GeoRef Record 2000-018398

Tectonics of the Jurassic-Early Cretaceous magmatic arc of the North Chilean Coastal Cordillera (22 degrees -26 degrees S); a story of crustal deformation along a convergent plate boundary

Tectonics of the Jurassic-Early Cretaceous magmatic arc of the North Chilean Coastal Cordillera (22 degrees -26 degrees S); a story of crustal deformation along a convergent plate boundary

Latitude & Longitude S25°00′00″ – S22°00′00″ and W71°00′00″ – W69°00′00″

Abstract

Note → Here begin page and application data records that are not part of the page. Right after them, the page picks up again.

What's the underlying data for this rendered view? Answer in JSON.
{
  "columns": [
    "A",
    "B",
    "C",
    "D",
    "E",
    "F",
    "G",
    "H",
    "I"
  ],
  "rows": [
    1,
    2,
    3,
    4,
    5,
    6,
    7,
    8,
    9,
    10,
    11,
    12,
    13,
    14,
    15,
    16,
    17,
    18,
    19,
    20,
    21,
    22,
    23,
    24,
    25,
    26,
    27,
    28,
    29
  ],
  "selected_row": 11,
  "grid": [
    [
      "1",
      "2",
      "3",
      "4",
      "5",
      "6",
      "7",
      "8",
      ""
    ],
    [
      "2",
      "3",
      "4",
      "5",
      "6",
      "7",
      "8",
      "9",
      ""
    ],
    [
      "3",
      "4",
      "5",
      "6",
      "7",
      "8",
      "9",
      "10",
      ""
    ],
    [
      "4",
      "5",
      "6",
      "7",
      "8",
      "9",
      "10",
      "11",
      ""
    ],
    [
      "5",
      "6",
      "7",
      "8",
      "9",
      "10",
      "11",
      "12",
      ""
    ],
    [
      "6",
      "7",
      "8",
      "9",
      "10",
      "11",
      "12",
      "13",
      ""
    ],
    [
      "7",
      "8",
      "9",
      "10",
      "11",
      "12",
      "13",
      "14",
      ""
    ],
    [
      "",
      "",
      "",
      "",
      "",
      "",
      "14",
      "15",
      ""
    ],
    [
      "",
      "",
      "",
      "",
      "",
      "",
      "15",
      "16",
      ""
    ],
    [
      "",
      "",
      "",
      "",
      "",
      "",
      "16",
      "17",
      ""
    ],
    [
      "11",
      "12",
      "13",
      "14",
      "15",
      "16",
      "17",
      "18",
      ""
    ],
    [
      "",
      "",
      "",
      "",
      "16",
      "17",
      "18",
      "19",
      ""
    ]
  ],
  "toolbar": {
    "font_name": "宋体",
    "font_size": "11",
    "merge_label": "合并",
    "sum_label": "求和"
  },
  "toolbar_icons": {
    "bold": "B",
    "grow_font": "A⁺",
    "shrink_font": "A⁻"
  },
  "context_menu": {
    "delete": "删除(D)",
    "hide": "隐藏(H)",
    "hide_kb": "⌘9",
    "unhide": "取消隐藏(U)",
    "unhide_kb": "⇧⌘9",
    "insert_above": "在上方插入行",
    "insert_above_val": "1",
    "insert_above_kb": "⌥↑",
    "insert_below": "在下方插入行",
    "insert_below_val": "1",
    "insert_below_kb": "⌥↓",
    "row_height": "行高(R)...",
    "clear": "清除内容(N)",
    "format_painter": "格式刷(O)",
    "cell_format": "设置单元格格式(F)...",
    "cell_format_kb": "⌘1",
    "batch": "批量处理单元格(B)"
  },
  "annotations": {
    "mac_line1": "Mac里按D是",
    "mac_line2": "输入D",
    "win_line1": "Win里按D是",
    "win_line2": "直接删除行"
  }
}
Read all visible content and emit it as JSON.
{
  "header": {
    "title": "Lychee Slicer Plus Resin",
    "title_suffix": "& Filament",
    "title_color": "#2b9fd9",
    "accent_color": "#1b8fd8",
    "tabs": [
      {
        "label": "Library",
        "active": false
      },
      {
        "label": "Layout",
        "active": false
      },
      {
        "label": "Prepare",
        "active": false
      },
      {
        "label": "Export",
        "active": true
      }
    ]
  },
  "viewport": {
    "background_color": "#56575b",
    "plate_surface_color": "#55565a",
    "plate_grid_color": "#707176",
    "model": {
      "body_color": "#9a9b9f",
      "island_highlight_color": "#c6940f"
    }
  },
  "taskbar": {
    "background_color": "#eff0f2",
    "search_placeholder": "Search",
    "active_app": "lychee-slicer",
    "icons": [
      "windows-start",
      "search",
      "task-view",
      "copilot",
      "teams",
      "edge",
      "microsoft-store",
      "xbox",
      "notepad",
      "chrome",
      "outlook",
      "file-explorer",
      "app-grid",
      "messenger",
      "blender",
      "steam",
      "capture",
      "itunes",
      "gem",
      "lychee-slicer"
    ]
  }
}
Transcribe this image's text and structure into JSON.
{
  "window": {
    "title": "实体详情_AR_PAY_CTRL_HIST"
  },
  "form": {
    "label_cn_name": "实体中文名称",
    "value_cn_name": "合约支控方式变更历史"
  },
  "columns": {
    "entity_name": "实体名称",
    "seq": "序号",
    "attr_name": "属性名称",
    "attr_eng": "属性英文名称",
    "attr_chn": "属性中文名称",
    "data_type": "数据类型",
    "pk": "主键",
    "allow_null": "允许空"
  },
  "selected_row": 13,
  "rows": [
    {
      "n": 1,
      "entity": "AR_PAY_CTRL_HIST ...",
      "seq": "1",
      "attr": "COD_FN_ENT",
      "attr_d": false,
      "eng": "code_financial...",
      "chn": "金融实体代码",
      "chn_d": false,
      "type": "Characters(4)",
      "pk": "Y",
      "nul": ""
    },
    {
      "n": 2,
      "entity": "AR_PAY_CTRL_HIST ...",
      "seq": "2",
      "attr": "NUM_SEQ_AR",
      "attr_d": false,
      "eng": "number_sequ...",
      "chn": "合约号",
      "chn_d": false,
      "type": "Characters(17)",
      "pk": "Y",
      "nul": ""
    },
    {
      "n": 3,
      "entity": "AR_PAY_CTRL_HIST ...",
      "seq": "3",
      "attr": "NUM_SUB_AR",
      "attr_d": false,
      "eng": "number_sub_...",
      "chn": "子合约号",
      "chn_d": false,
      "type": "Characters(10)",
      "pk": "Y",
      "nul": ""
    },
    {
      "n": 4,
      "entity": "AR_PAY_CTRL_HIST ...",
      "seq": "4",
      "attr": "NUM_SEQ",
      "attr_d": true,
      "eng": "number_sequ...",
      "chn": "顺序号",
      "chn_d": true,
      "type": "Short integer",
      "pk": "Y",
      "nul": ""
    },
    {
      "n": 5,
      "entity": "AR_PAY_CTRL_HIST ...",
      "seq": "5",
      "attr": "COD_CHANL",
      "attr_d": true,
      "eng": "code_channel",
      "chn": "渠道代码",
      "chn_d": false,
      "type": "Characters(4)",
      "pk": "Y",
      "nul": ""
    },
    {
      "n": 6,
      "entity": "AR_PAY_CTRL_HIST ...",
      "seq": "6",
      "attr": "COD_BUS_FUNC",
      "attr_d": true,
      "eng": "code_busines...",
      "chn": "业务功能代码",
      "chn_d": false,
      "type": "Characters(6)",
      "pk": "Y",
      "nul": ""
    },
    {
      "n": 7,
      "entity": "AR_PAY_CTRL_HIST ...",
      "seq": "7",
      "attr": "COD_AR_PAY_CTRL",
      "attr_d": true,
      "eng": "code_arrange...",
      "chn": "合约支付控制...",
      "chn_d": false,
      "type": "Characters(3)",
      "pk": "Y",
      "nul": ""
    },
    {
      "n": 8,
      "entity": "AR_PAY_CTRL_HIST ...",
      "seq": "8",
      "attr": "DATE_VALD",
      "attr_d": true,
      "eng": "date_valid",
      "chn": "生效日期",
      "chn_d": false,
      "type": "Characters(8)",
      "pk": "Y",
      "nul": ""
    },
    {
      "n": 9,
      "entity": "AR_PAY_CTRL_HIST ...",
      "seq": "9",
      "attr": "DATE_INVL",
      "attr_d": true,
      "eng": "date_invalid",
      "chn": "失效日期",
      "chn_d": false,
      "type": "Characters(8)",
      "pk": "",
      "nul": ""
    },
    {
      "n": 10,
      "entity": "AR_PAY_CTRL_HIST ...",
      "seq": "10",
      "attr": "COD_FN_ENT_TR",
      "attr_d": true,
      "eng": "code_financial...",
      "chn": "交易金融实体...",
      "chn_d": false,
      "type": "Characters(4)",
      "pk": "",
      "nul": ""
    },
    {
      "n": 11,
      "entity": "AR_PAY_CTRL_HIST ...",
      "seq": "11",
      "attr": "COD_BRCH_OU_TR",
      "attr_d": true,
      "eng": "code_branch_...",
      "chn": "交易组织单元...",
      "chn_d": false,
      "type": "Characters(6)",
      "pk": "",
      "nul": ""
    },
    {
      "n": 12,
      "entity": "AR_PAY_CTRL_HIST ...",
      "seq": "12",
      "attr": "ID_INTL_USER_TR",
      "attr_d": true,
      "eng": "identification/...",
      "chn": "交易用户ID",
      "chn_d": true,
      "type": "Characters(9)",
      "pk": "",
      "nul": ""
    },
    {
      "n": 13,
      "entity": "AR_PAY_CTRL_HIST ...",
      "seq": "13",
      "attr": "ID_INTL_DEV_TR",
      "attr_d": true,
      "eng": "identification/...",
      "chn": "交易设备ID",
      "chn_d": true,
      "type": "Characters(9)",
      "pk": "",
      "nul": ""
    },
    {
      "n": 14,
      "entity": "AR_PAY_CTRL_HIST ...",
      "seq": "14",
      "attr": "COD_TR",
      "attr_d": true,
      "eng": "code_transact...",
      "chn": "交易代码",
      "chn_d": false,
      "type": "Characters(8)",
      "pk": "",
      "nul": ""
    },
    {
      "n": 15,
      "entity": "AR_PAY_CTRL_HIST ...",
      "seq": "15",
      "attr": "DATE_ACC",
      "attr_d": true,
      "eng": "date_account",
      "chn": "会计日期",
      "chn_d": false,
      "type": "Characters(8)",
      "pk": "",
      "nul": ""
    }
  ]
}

The tectonic evolution of a continental magmatic arc that was active in the north Chilean Coastal Cordillera in Jurassic-Early Cretaceous times is described in order to show the relationship between arc deformation and plate convergence. During stage I (circa 195-155 Ma) a variety of structures formed at deep to shallow crustal levels, indicating sinistral arc-parallel strike-slip movements. From deep crustal levels a sequence of structures is described, starting with the formation of a broad belt of plutonic rocks which were sheared under granulite to amphibolite facies conditions (Bolfin Complex). The high-grade deformation was followed by the formation of two sets of conjugate greenschist facies shear zones showing strike-slip and thrust kinematics with a NW-SE directed maximum horizontal shortening, i.e., parallel to the probable Late Jurassic vector of plate convergence. A kinematic pattern compatible to this plate convergence is displayed by nonmetamorphic folds, thrusts, and high-angle normal faults which formed during the same time interval as the discrete shear zones. During stage II (160-150 Ma), strong arc-normal extension is revealed by brittle low-angle normal faults at shallow levels and some ductile normal faults and the intrusion of extended plutons at deeper levels. During stage III (155-147 Ma), two reversals in the stress regime took place indicated by two generations of dikes, an older one trending NE-SW and a younger one trending NW-SE. Sinistral strike-slip movements also prevailed during stage IV (until approximately 125 Ma) when the Atacama Fault Zone originated as a sinistral trench-linked strike-slip fault. The tectonic evolution of the magmatic arc is interpreted in terms of coupling and decoupling between the downgoing and overriding plates. The structures of stages I and IV suggest that stress transmission due to seismic coupling between the plates was probably responsible for these deformations. However, decoupling of the plates occurred possibly due to a decrease in convergence rate resulting in extension and the reversals of stages II and III. Copyright 1999 by the American Geophysical Union.